The CFA of the OECD meet next week to discuss how to take this project forward from the initial paper to deliver a progress report to G20 in Q1 2013. The report lists six keys areas:
International mismatches
Treaty concepts re digital goods
Related party financial transaction
Anti Avoidance
Preferential regimes
None of this is new of course but I thought I would focus on International mismatches today ahead of a conference  in Vienna which will discuss this.The EU also has this in their sights. Mismatches and hybrids are not new and have been around for a while, but they’ve proved difficult to deal with as countries struggle to take bilateral action and unilateral action hasn’t been effective. So how could bilteral and/or multilateral action work and who should facilitate it? The obvious facilitators are multilaateral institutions like OECD and the EU, but the countries have to want to participate. Its like the old joke about a light bulb. How many therapists does it take to change a light bulb? As many as you can afford, but the light bulb’s got to want to change.
From a practical perspective how could this happen? I would suggest that instead of a vague “grand projet” a more practical approach would be to start with bilateral consideration of well known mismatches by the governments involved looking at how they can change their domestic rules to remove the mismatch in a way which is consistent with their overall national  tax policies. This could be facilitated by international institutions and then consulted on with business and civil society. Such a process would make clear which mismatches were being reviewed with the aim of closure and which were considered aggressive. One could even develop a timeline for a programme of mismatches to be reviewed .

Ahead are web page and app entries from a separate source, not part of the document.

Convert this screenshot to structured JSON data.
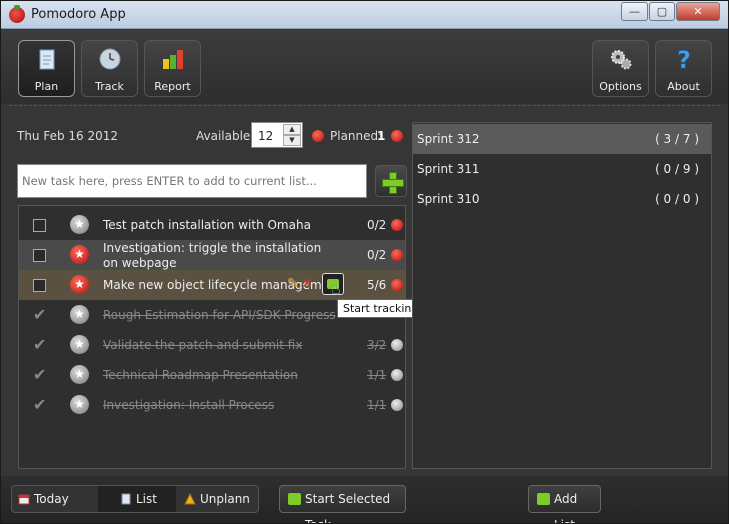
{
  "window": {
    "title": "Pomodoro App",
    "controls": {
      "minimize": "—",
      "maximize": "▢",
      "close": "✕"
    }
  },
  "toolbar": {
    "left": [
      {
        "label": "Plan",
        "icon": "notepad-icon",
        "active": true
      },
      {
        "label": "Track",
        "icon": "clock-icon",
        "active": false
      },
      {
        "label": "Report",
        "icon": "bar-chart-icon",
        "active": false
      }
    ],
    "right": [
      {
        "label": "Options",
        "icon": "gears-icon"
      },
      {
        "label": "About",
        "icon": "question-mark-icon"
      }
    ]
  },
  "plan": {
    "date": "Thu Feb 16 2012",
    "available_label": "Available:",
    "available_value": "12",
    "planned_label": "Planned:",
    "planned_value": "1",
    "task_input_placeholder": "New task here, press ENTER to add to current list..."
  },
  "tasks": [
    {
      "name": "Test patch installation with Omaha",
      "count": "0/2",
      "done": false
    },
    {
      "name": "Investigation: triggle the installation on webpage",
      "count": "0/2",
      "done": false,
      "selected": true
    },
    {
      "name": "Make new object lifecycle manageme",
      "count": "5/6",
      "done": false,
      "hover": true
    },
    {
      "name": "Rough Estimation  for API/SDK Progress",
      "count": "",
      "done": true
    },
    {
      "name": "Validate the patch and submit fix",
      "count": "3/2",
      "done": true
    },
    {
      "name": "Technical Roadmap Presentation",
      "count": "1/1",
      "done": true
    },
    {
      "name": "Investigation: Install Process",
      "count": "1/1",
      "done": true
    }
  ],
  "tooltip": "Start tracking with this task.",
  "sprints": [
    {
      "name": "Sprint 312",
      "count": "( 3 / 7 )",
      "selected": true
    },
    {
      "name": "Sprint 311",
      "count": "( 0 / 9 )",
      "selected": false
    },
    {
      "name": "Sprint 310",
      "count": "( 0 / 0 )",
      "selected": false
    }
  ],
  "bottom": {
    "today_label": "Today",
    "list_label": "List",
    "unplanned_label": "Unplann",
    "start_label": "Start Selected Task",
    "add_list_label": "Add List"
  },
  "colors": {
    "accent": "#7ecb2a",
    "tomato": "#c8191a",
    "background": "#363636"
  }
}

Now this does put the onus on governments to review and remove mismatches, but they are the only ones who can do this – I don’t think taxpayers can make proposals given the knock on policy effects. It won’t be easy or glamourous, but I think its the most sensible approach. Business should be able to support such an approach.


One Response to Base Erosion Profit Shifting

  1. Marc Zoutman January 17, 2013 at 5:00 pm #

    Again an interesting post,Chris, thank you.

    I would welcome a “bilateral-first” approach as you describe. In some of your other posts you have mentioned the concept of the “spirit of the law”, in my view “the spirit of the treaty” should be an integral part of that. Parties to the treaty already have the opportunity to clearly state their views of their intent with regard to the treaty provisions and it happens in some cases. In my view, this should be made explicit and be a standard part of the publications of the tax treaty.

    I see a few issues with respect to the mismatch between national tax provisions: which party needs to adapt its national tax law to avoid the mismatch comes to mind, and what if the mismatch stems from the national tax policy itself? Countries with a lot of natural resources or a large home market will by default have a different tax policy than small export oriented countries, which inherently has the potential for mismatches.

    Clarity on what constitutes “aggressive” planning is welcome too, although I fear that in the current climate “not paying the statutory rate” would be the definition of aggressive planning.

    Looking forward to the outcome of the Vienna conference.

Leave a Reply